■ Excerpts from an interface dataset ■
########

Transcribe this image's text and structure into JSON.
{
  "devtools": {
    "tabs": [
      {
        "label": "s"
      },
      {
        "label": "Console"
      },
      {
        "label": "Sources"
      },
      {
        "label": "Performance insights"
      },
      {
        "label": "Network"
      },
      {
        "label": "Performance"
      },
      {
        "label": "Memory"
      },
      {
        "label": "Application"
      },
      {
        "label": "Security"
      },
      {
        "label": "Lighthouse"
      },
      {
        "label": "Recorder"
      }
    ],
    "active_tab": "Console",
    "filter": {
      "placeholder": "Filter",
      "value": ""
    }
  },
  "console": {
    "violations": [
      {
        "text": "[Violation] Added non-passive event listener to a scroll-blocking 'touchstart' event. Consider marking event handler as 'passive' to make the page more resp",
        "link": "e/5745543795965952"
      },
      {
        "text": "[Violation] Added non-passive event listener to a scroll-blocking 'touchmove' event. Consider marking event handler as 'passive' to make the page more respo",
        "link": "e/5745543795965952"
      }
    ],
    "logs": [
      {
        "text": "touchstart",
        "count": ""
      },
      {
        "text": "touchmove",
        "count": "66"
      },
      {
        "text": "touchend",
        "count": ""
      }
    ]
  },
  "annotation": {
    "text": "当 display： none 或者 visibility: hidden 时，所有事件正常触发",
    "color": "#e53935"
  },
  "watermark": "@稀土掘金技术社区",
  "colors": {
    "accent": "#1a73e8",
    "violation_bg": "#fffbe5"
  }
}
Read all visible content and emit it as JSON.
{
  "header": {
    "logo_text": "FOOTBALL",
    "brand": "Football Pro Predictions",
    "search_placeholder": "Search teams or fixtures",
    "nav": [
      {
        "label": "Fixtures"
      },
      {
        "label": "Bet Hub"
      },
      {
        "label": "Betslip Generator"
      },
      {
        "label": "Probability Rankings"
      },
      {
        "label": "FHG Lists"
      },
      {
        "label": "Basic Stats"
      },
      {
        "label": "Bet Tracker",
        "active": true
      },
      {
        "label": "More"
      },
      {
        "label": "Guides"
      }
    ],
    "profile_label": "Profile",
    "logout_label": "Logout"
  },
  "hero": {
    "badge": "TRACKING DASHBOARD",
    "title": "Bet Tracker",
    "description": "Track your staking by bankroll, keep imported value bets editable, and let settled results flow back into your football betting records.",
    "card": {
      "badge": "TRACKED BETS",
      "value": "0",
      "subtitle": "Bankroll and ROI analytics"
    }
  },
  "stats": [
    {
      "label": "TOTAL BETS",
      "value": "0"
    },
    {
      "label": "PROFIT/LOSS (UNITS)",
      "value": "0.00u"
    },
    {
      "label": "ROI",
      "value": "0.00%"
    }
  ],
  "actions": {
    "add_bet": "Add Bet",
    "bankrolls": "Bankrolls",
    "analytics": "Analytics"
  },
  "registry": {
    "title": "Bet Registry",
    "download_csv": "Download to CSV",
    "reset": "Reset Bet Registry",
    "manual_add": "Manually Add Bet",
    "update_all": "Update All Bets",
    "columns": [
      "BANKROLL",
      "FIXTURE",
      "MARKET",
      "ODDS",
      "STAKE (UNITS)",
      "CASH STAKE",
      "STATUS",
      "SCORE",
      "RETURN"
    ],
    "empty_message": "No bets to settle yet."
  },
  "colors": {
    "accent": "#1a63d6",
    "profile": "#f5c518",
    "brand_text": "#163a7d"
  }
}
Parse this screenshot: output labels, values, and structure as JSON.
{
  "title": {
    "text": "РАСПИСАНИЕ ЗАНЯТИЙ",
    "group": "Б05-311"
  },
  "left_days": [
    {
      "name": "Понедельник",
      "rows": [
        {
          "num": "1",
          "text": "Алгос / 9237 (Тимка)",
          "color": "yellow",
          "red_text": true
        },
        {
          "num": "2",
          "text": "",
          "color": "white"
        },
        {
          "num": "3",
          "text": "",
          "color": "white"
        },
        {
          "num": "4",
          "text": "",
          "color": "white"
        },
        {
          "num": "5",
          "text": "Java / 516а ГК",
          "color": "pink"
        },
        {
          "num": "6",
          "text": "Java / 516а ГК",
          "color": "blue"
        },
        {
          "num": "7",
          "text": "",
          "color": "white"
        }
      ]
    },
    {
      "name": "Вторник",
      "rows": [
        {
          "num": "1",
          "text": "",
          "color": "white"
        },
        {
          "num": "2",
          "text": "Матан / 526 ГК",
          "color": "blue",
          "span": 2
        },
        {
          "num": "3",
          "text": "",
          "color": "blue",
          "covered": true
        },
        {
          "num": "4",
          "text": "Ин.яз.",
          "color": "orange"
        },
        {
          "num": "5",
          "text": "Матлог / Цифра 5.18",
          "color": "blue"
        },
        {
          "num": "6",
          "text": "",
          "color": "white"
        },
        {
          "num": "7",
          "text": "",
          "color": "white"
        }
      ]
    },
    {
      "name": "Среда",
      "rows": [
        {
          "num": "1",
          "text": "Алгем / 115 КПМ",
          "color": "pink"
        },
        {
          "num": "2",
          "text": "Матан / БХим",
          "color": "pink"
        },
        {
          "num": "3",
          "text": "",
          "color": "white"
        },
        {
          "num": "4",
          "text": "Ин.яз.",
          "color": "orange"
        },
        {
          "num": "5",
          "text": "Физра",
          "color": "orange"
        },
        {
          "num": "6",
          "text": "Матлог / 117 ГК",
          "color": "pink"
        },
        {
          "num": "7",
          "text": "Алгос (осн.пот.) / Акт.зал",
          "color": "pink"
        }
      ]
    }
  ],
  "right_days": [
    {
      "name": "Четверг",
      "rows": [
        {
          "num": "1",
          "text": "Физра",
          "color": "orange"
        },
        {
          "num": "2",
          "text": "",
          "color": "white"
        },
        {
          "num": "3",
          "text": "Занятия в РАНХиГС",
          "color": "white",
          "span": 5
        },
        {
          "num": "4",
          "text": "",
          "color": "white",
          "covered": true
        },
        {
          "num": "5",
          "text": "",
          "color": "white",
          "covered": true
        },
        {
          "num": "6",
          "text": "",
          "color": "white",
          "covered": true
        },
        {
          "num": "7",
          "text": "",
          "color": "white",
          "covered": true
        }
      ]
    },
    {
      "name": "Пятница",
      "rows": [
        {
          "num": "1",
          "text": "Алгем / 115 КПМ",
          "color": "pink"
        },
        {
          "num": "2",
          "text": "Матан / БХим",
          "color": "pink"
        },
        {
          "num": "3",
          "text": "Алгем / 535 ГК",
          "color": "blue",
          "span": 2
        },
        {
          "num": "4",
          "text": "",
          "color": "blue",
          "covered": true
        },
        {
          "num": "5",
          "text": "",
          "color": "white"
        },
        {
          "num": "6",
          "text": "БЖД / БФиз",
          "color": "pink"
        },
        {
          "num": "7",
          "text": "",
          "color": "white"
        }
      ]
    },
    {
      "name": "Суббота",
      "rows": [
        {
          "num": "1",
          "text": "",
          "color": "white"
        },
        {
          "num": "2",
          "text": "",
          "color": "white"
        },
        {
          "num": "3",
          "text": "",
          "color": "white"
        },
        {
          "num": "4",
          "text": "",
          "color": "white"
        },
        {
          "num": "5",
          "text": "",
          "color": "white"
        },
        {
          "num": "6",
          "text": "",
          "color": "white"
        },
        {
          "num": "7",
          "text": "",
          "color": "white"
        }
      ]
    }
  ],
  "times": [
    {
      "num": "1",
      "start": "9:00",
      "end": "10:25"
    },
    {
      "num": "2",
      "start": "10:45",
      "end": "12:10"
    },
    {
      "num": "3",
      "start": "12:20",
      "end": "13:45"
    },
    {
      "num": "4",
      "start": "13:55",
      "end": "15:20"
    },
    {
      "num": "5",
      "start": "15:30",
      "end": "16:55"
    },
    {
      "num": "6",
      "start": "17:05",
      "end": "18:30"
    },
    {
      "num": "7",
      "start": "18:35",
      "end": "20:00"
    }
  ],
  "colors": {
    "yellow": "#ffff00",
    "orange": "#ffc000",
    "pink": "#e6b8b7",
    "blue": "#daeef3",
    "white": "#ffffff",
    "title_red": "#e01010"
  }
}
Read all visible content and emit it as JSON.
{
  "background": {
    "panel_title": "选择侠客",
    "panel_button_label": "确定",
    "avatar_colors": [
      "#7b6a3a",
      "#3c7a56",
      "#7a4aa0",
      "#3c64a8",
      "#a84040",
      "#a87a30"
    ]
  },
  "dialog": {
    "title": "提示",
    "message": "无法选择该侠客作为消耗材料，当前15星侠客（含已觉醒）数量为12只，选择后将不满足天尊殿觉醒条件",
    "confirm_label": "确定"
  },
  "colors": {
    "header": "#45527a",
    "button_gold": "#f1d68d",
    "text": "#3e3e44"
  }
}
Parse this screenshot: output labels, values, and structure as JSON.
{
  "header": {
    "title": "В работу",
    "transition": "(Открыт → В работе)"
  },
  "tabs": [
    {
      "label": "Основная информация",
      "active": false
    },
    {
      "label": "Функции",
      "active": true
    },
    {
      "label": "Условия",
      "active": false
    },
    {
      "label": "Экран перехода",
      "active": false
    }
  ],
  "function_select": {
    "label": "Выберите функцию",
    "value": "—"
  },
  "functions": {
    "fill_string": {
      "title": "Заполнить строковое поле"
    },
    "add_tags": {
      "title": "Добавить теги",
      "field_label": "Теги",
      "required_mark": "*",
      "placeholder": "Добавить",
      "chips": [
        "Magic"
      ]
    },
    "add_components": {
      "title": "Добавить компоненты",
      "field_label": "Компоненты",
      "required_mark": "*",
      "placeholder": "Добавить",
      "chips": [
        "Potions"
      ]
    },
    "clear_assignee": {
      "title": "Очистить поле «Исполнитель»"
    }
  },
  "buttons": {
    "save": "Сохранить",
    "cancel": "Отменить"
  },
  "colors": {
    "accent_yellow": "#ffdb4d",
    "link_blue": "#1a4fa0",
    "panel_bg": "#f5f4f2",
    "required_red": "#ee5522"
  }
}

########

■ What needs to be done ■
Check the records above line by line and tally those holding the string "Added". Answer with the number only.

■ Solution for this task ■
2